This chapter is concerned with the general issue of 'normalising' public policy towards the telecommunications and related industries. By normalisation, I mean the application of conventional competition policy approaches, rather than the use of industry-specific and interventionist regulation. If the latter approach is essentially prescriptive-the regulator, for example, fixes prices and quality standards directly, the competition approach is proscriptive, in the sense that certain courses of conduct are prohibited, but a firm avoiding such practices can do what it likes.
Governments all over the world are increasingly addressing these issues, but one country-New Zealand-resolved it as long ago as 1987, when it decided, with unimportant exceptions, to regulate its telecommunications industry solely on the basis of its general competition law, the Commerce Act 1986. The New Zealand experience has attracted considerable interest. In most countries, however, an evolutionary approach is envisaged in which the regulator progressively withdraws from detailed intervention and becomes more like a competition authority. If this approach is adopted, the time elapsed in the course of the process assumes considerable significance.
I outline the evolutionary approach in relation to the UK, where three stages of deregulation can be distinguished, two completed, the third in progress. The first was the duopoly policy (1984 to 1991), in which the UK government committed itself to licensing a single entrant, Mercury, to compete with the incumbent operator, BT. This was followed by a transitional period, characterised by increasingly complex regulation. First steps towards the third phase of 'normalisation' were taken in 1997, when a range of new approaches to most of the aspects of regulation considered below came into effect. Further progress is taking place in 2000/01.
The second section, 'Stages of regulation', deals with UK experience in regulating entry into telecommunications, the overall level of retail prices, the maintenance of universal service obligations, and the pricing of individual retail services.

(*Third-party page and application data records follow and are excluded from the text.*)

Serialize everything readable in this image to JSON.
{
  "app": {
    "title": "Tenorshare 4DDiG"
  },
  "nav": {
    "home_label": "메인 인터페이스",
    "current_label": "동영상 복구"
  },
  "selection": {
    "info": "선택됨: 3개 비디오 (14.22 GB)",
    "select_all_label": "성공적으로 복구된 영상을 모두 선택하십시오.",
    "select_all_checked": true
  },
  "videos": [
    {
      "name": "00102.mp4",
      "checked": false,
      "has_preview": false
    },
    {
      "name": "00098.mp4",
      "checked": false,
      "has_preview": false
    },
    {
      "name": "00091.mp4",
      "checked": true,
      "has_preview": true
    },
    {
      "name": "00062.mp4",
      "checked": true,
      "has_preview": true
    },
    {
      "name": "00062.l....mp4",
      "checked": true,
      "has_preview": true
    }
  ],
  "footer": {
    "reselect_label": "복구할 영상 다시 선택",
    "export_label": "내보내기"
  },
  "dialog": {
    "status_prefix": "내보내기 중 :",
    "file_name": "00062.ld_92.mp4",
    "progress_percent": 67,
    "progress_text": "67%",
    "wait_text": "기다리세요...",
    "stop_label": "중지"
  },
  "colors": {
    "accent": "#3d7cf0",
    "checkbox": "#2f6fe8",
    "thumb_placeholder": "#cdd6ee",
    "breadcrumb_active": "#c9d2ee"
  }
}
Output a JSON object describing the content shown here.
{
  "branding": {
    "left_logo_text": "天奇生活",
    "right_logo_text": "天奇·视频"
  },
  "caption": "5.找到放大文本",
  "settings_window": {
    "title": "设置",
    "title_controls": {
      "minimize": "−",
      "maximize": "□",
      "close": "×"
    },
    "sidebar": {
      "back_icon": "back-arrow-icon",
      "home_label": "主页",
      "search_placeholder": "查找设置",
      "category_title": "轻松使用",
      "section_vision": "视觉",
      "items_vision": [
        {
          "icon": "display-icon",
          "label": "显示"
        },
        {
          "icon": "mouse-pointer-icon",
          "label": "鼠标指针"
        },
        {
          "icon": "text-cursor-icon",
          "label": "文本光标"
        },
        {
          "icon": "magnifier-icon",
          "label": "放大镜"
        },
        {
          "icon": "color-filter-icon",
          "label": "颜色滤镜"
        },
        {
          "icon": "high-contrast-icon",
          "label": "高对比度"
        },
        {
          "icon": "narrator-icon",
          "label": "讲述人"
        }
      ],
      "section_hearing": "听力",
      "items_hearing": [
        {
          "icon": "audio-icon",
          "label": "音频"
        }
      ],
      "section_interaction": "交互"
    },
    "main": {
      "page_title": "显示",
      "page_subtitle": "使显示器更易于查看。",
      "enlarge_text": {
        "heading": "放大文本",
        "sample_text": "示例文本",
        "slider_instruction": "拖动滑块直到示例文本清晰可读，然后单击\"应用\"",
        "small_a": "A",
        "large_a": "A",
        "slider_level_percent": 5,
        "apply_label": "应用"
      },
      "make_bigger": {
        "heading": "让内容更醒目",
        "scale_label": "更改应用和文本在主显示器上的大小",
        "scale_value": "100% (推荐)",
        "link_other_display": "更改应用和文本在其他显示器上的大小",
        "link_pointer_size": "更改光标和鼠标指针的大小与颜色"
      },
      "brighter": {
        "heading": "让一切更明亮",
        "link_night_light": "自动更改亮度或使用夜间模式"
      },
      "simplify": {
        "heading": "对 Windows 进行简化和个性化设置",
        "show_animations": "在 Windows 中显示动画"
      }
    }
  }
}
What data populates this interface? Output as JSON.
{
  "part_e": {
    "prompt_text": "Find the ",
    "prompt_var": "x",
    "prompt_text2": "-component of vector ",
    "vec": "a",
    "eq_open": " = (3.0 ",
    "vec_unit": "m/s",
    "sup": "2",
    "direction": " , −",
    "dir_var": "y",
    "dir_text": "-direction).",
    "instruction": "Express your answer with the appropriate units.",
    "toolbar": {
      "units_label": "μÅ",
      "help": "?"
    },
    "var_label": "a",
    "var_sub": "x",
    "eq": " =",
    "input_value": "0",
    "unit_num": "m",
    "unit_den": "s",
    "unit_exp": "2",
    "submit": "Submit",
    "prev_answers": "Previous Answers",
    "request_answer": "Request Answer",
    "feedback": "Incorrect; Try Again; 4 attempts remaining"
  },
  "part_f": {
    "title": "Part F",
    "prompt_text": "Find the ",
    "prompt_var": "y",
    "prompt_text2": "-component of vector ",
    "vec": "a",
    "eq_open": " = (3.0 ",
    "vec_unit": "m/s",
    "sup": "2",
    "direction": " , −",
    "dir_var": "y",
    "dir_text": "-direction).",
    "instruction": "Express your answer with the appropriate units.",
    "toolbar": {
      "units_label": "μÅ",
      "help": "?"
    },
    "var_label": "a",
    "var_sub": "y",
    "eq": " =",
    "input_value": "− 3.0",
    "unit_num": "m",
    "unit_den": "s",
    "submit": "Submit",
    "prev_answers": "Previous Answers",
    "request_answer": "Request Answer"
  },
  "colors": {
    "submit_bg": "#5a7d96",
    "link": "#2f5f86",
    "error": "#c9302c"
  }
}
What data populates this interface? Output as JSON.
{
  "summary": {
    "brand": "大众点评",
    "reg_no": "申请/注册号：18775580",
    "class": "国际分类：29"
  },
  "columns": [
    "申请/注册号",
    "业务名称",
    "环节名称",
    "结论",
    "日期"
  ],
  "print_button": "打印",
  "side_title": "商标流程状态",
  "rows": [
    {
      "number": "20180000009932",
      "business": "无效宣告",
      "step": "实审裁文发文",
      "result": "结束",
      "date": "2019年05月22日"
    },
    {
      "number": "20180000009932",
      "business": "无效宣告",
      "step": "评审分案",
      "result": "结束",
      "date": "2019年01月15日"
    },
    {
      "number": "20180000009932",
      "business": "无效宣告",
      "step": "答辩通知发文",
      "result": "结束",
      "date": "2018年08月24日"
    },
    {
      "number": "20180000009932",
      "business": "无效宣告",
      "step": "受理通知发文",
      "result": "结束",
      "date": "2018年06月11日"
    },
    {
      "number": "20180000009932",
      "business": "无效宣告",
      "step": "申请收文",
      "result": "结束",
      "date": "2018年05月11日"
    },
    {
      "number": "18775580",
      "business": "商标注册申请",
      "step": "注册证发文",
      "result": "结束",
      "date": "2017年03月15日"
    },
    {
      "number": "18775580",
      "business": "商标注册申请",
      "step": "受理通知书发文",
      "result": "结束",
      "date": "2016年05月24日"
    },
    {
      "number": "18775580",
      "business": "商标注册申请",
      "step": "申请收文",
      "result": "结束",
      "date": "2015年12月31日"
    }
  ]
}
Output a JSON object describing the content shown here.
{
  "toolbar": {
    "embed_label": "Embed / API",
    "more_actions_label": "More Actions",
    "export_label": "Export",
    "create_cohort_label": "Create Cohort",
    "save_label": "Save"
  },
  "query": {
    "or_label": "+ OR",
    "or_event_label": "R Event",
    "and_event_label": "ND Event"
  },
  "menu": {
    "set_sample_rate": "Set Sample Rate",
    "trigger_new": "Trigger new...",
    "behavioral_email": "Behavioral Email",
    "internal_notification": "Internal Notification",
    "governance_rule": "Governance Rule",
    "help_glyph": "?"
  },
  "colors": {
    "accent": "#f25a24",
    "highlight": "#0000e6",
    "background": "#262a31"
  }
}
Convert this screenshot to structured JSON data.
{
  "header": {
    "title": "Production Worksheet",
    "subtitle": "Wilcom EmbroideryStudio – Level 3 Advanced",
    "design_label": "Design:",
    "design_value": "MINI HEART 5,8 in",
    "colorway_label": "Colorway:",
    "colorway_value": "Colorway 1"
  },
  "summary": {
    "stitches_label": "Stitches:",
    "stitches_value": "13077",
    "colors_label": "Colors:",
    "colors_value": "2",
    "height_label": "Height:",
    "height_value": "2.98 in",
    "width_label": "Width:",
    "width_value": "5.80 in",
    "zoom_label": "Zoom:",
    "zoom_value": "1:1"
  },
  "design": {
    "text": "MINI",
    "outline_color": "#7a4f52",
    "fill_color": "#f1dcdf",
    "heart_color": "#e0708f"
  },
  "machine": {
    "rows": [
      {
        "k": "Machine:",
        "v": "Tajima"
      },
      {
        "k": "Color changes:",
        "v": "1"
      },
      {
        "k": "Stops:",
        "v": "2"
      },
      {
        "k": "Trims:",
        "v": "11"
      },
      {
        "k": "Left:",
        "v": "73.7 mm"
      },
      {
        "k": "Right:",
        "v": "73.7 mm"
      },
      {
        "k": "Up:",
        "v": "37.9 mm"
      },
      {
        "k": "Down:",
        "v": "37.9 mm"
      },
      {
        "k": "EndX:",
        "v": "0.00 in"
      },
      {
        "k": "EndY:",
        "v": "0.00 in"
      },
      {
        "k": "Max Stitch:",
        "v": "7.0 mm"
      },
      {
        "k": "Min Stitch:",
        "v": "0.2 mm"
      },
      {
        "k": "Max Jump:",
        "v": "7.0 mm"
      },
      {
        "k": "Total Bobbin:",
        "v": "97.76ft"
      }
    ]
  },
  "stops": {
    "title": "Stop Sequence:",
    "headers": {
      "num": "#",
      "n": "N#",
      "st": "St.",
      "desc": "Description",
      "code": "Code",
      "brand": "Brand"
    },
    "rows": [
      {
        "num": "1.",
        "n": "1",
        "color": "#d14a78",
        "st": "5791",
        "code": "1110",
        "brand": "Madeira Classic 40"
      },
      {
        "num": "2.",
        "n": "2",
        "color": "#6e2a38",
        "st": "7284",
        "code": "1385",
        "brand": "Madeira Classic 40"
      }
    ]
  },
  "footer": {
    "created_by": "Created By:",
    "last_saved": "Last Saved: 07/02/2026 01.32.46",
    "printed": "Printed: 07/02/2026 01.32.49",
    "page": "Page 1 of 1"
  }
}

The third section deals at greater length with interconnection or whole-sale prices. The fourth section evaluates the experience to date, while the final section asks how far deregulation can go.